James M. Inhofe


Last week, the Air Subcommittee examined the impacts of tightening particulate matter standards on our nation. Although EPA failed to analyze the regulatory impact on the nation, these impacts will be enormous. I was particularly struck by the testimony of Harry Alford, President of the National Black Chamber of Commerce, who testified that the greatest health threat to minorities is access to health care and a tightened standard would threaten the paychecks that cure that threat.


Today, we are examining the science underlying the particulate matter review. The estimated risk today is less than what was estimated in 1997 under Carol Browner when the current standard was set. So while I feel EPA’s proposal to tighten the daily standard to 35 micrograms is overly stringent, I am pleased EPA proposed to retain the existing annual standard.

The rationale to tighten the standard is weak. EPA cherry-picked what studies it relied on, downplaying many key studies that shed light on the health effect of PM, some of which are listed on this chart.

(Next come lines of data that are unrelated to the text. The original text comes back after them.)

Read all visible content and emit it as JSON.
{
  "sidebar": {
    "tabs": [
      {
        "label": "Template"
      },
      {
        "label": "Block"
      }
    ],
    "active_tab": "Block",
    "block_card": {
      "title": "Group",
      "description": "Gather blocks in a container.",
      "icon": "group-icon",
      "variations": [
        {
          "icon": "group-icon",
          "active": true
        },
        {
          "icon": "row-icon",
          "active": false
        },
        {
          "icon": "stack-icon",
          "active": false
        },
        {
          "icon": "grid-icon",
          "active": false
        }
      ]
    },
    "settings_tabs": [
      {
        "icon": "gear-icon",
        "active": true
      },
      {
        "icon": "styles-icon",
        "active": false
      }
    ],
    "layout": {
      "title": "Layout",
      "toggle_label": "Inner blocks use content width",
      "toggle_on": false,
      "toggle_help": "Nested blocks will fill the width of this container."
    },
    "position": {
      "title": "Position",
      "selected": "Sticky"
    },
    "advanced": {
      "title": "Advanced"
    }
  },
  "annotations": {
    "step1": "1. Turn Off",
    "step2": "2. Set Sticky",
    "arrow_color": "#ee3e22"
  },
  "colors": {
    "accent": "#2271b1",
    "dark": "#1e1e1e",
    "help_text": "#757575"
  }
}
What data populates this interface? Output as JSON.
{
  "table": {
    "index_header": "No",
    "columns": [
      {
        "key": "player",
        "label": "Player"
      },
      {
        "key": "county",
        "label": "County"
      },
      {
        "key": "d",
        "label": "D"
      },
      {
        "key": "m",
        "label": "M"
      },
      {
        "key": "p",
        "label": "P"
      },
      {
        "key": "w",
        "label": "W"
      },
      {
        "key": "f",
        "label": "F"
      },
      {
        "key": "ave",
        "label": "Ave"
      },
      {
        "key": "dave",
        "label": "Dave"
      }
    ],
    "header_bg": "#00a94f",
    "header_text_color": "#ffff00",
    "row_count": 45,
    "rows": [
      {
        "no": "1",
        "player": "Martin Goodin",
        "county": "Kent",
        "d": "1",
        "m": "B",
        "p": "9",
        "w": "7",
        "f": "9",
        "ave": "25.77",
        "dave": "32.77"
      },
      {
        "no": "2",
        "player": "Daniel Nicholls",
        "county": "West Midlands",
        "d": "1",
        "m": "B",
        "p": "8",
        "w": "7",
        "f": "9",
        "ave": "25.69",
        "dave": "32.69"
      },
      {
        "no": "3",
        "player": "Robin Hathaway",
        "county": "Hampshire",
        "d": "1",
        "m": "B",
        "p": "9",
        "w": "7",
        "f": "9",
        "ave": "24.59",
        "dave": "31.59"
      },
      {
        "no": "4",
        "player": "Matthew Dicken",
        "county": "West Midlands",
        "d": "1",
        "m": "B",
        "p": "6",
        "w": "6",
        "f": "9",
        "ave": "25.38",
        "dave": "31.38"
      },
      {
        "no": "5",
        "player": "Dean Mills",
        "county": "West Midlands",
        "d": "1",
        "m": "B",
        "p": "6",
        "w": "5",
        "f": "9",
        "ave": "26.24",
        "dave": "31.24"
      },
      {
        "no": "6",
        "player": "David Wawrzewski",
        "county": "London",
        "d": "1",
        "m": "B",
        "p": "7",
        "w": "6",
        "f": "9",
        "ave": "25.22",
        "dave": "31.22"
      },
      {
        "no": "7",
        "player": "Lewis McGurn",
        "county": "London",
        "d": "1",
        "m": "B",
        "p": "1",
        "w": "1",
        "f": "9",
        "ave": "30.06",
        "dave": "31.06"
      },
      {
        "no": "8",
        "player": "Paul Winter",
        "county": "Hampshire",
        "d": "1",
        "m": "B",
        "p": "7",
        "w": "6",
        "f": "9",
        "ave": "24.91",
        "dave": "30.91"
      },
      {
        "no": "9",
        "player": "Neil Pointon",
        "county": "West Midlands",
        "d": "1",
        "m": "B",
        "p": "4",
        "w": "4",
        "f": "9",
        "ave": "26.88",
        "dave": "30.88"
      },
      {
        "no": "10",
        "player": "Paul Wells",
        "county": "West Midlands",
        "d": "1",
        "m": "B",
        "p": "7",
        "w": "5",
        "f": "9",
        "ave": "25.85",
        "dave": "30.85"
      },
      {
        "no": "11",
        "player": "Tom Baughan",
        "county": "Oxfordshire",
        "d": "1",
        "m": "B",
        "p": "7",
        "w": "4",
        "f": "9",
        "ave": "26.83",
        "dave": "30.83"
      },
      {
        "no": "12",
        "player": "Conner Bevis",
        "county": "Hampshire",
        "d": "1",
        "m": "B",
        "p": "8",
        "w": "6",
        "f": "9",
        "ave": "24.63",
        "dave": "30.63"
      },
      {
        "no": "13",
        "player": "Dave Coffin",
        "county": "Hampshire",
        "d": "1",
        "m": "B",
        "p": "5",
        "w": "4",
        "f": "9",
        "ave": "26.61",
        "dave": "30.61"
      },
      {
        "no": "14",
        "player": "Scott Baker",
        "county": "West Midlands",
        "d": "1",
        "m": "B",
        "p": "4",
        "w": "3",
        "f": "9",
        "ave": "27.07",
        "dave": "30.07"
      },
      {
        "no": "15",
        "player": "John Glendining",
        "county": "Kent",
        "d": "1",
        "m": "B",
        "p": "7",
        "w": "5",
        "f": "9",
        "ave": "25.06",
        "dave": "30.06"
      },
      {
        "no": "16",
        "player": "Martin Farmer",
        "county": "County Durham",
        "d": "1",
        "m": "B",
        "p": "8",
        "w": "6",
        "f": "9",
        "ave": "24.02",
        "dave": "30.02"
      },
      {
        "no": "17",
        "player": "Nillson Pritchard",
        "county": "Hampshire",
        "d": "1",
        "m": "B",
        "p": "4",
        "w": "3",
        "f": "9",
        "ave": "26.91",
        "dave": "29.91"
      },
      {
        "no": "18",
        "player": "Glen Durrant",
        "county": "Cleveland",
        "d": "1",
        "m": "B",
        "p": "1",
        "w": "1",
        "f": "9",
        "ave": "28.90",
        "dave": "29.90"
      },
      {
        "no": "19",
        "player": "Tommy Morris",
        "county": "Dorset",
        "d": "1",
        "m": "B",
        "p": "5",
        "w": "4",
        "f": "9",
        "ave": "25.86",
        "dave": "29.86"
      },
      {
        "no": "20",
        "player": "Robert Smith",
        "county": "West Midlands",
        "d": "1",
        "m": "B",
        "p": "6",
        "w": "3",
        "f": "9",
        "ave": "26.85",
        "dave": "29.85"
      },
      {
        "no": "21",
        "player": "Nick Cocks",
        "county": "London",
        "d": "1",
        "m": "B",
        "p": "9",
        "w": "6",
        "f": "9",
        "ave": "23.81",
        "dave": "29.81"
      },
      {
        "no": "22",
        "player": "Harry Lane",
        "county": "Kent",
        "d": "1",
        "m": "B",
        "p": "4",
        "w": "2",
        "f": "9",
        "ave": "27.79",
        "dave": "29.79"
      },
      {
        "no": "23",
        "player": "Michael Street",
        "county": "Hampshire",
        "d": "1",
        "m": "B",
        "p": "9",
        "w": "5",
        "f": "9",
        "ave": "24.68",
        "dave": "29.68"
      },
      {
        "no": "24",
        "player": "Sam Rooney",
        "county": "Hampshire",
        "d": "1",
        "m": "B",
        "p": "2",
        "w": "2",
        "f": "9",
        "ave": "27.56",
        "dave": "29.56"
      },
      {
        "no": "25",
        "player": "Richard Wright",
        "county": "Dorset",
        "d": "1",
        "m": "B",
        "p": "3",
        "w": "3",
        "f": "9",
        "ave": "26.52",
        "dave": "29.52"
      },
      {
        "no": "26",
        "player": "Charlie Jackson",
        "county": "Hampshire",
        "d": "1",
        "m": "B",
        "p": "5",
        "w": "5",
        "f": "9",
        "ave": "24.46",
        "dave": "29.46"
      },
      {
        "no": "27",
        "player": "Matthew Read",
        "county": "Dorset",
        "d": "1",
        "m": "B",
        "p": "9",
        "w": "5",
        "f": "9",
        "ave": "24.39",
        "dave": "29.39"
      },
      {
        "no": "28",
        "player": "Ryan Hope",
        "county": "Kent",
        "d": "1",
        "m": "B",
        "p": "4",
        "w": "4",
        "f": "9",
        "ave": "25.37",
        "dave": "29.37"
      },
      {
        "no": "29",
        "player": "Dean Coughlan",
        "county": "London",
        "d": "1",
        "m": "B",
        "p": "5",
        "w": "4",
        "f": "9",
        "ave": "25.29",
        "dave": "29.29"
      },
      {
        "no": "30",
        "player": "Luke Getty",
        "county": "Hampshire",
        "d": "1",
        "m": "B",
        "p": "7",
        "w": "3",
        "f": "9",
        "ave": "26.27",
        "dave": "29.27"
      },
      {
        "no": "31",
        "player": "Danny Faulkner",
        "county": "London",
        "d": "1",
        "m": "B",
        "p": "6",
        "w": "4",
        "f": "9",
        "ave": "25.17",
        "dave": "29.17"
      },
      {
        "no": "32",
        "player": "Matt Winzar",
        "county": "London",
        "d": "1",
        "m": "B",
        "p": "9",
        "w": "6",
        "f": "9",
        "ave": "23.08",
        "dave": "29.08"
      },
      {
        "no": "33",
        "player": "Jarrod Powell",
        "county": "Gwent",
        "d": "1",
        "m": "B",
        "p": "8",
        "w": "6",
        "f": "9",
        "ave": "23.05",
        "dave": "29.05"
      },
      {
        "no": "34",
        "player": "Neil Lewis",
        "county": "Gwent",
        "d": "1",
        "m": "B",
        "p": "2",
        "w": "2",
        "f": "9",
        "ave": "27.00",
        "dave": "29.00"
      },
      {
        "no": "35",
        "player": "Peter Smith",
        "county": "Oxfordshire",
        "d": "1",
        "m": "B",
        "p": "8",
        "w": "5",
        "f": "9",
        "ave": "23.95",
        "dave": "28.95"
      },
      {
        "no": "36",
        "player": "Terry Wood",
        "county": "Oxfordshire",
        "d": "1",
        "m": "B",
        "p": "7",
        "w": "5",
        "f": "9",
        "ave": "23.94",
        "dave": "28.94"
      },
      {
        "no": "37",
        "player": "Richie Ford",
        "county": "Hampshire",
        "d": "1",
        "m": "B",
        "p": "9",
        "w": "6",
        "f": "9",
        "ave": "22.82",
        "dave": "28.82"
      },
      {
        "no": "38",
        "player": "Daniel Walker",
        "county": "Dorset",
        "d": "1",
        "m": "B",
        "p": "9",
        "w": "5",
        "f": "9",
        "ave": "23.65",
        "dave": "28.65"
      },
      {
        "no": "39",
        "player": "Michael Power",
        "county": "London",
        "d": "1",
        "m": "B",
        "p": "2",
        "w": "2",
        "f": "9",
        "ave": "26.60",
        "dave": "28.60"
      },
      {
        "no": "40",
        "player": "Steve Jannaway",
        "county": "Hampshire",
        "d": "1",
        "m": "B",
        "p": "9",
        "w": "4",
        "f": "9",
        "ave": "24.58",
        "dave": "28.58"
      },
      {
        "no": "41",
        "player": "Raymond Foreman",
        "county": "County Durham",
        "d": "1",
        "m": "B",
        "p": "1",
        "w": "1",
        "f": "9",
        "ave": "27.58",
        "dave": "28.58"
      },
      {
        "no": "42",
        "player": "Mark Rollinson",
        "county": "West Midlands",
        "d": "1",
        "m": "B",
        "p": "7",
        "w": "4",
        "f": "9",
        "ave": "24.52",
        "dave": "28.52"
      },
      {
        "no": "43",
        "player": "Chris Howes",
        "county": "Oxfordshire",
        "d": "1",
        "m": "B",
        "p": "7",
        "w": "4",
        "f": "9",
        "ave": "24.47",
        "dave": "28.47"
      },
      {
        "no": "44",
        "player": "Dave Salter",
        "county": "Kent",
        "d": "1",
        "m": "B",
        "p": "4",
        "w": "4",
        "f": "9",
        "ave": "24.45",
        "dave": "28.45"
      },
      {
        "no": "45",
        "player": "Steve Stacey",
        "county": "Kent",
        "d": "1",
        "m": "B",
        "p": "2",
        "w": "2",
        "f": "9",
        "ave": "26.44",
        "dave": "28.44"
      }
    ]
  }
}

It also cherry-picked what information it provided to the Clean Air Science Advisory Committee in important documents, seriously skewing the review. For instance, CASAC was never told by EPA that the estimated risks from PM exposure is now considered lower than the risk level estimated during the last review.

EPA’s process for this review is also radically different from every previous scientific assessment, calling into question the credibility of the entire review. CASAC is supposed to review relevant science and the public is supposed to provide input. This time, EPA had a cut-off date of April 2002, which meant CASAC’s assessment doesn’t include almost 4-1/2 years of new studies. Only after I asked EPA to collect the newer studies did it do so, and now it plans to issue the final rule without an opportunity for public review of how it is assessing those studies.

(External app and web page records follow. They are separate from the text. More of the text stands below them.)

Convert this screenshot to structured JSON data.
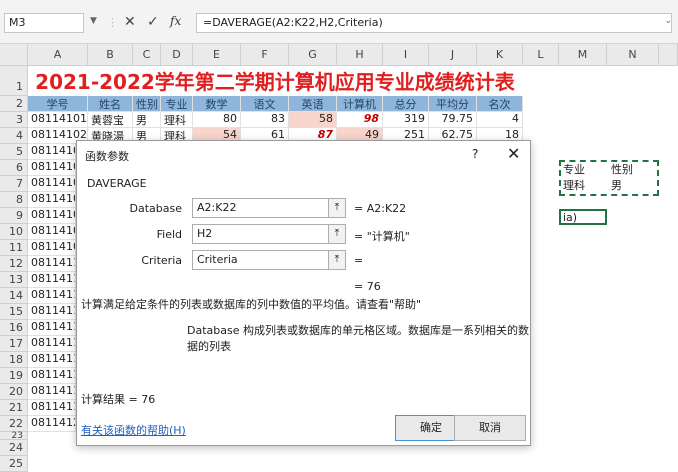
{
  "formula_bar": {
    "name_box": "M3",
    "cancel_icon": "✕",
    "enter_icon": "✓",
    "fx_label": "fx",
    "formula": "=DAVERAGE(A2:K22,H2,Criteria)"
  },
  "columns": [
    "A",
    "B",
    "C",
    "D",
    "E",
    "F",
    "G",
    "H",
    "I",
    "J",
    "K",
    "L",
    "M",
    "N"
  ],
  "rows": [
    "1",
    "2",
    "3",
    "4",
    "5",
    "6",
    "7",
    "8",
    "9",
    "10",
    "11",
    "12",
    "13",
    "14",
    "15",
    "16",
    "17",
    "18",
    "19",
    "20",
    "21",
    "22",
    "23",
    "24",
    "25"
  ],
  "sheet_title": "2021-2022学年第二学期计算机应用专业成绩统计表",
  "table_header": [
    "学号",
    "姓名",
    "性别",
    "专业",
    "数学",
    "语文",
    "英语",
    "计算机",
    "总分",
    "平均分",
    "名次"
  ],
  "row3": [
    "08114101",
    "黄蓉宝",
    "男",
    "理科",
    "80",
    "83",
    "58",
    "98",
    "319",
    "79.75",
    "4"
  ],
  "row4": [
    "08114102",
    "黄晓湯",
    "男",
    "理科",
    "54",
    "61",
    "87",
    "49",
    "251",
    "62.75",
    "18"
  ],
  "ids": [
    "0811410",
    "0811410",
    "0811410",
    "0811410",
    "0811410",
    "0811410",
    "0811410",
    "0811411",
    "0811411",
    "0811411",
    "0811411",
    "0811411",
    "0811411",
    "0811411",
    "0811411",
    "0811411",
    "0811411",
    "0811412"
  ],
  "criteria": {
    "h1": "专业",
    "h2": "性别",
    "v1": "理科",
    "v2": "男",
    "input": "ia)"
  },
  "dialog": {
    "title": "函数参数",
    "help_icon": "?",
    "close_icon": "✕",
    "function_name": "DAVERAGE",
    "args": [
      {
        "label": "Database",
        "value": "A2:K22",
        "result": "=  A2:K22"
      },
      {
        "label": "Field",
        "value": "H2",
        "result": "=  \"计算机\""
      },
      {
        "label": "Criteria",
        "value": "Criteria",
        "result": "="
      }
    ],
    "result_line": "=  76",
    "description": "计算满足给定条件的列表或数据库的列中数值的平均值。请查看\"帮助\"",
    "arg_description": "Database  构成列表或数据库的单元格区域。数据库是一系列相关的数据的列表",
    "calc_result": "计算结果 =  76",
    "help_link": "有关该函数的帮助(H)",
    "ok": "确定",
    "cancel": "取消"
  }
}
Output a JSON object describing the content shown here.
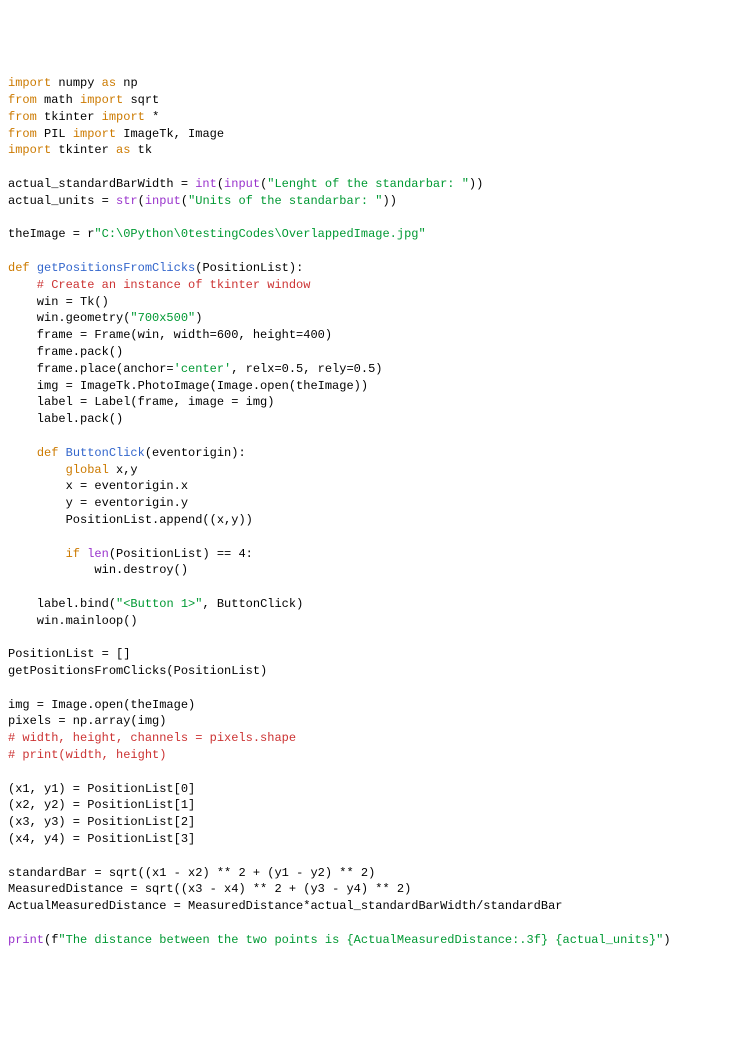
{
  "code": {
    "line1": {
      "kw1": "import",
      "sp1": " ",
      "mod": "numpy",
      "sp2": " ",
      "kw2": "as",
      "sp3": " ",
      "alias": "np"
    },
    "line2": {
      "kw1": "from",
      "sp1": " ",
      "mod": "math",
      "sp2": " ",
      "kw2": "import",
      "sp3": " ",
      "sym": "sqrt"
    },
    "line3": {
      "kw1": "from",
      "sp1": " ",
      "mod": "tkinter",
      "sp2": " ",
      "kw2": "import",
      "sp3": " ",
      "sym": "*"
    },
    "line4": {
      "kw1": "from",
      "sp1": " ",
      "mod": "PIL",
      "sp2": " ",
      "kw2": "import",
      "sp3": " ",
      "sym": "ImageTk, Image"
    },
    "line5": {
      "kw1": "import",
      "sp1": " ",
      "mod": "tkinter",
      "sp2": " ",
      "kw2": "as",
      "sp3": " ",
      "alias": "tk"
    },
    "line7a": "actual_standardBarWidth = ",
    "line7b": "int",
    "line7c": "(",
    "line7d": "input",
    "line7e": "(",
    "line7f": "\"Lenght of the standarbar: \"",
    "line7g": "))",
    "line8a": "actual_units = ",
    "line8b": "str",
    "line8c": "(",
    "line8d": "input",
    "line8e": "(",
    "line8f": "\"Units of the standarbar: \"",
    "line8g": "))",
    "line10a": "theImage = r",
    "line10b": "\"C:\\0Python\\0testingCodes\\OverlappedImage.jpg\"",
    "line12a": "def",
    "line12b": " ",
    "line12c": "getPositionsFromClicks",
    "line12d": "(PositionList):",
    "line13": "    # Create an instance of tkinter window",
    "line14": "    win = Tk()",
    "line15a": "    win.geometry(",
    "line15b": "\"700x500\"",
    "line15c": ")",
    "line16": "    frame = Frame(win, width=600, height=400)",
    "line17": "    frame.pack()",
    "line18a": "    frame.place(anchor=",
    "line18b": "'center'",
    "line18c": ", relx=0.5, rely=0.5)",
    "line19": "    img = ImageTk.PhotoImage(Image.open(theImage))",
    "line20": "    label = Label(frame, image = img)",
    "line21": "    label.pack()",
    "line23a": "    ",
    "line23b": "def",
    "line23c": " ",
    "line23d": "ButtonClick",
    "line23e": "(eventorigin):",
    "line24a": "        ",
    "line24b": "global",
    "line24c": " x,y",
    "line25": "        x = eventorigin.x",
    "line26": "        y = eventorigin.y",
    "line27": "        PositionList.append((x,y))",
    "line29a": "        ",
    "line29b": "if",
    "line29c": " ",
    "line29d": "len",
    "line29e": "(PositionList) == 4:",
    "line30": "            win.destroy()",
    "line32a": "    label.bind(",
    "line32b": "\"<Button 1>\"",
    "line32c": ", ButtonClick)",
    "line33": "    win.mainloop()",
    "line35": "PositionList = []",
    "line36": "getPositionsFromClicks(PositionList)",
    "line38": "img = Image.open(theImage)",
    "line39": "pixels = np.array(img)",
    "line40": "# width, height, channels = pixels.shape",
    "line41": "# print(width, height)",
    "line43": "(x1, y1) = PositionList[0]",
    "line44": "(x2, y2) = PositionList[1]",
    "line45": "(x3, y3) = PositionList[2]",
    "line46": "(x4, y4) = PositionList[3]",
    "line48a": "standardBar = ",
    "line48b": "sqrt",
    "line48c": "((x1 - x2) ** 2 + (y1 - y2) ** 2)",
    "line49a": "MeasuredDistance = ",
    "line49b": "sqrt",
    "line49c": "((x3 - x4) ** 2 + (y3 - y4) ** 2)",
    "line50": "ActualMeasuredDistance = MeasuredDistance*actual_standardBarWidth/standardBar",
    "line52a": "print",
    "line52b": "(f",
    "line52c": "\"The distance between the two points is {ActualMeasuredDistance:.3f} {actual_units}\"",
    "line52d": ")"
  }
}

Worse, as the General Accountability Office report being released today shows, EPA has failed to follow the National Academy of Science’s recommendations to examine the health effect associated with different kinds of particles and to incorporate a range of particle toxicity assumptions into its uncertainty analyses. If we don’t know what types of particle cause health effects, we may well spend billions of dollars on pollution controls while doing little to improve health.

Thank you.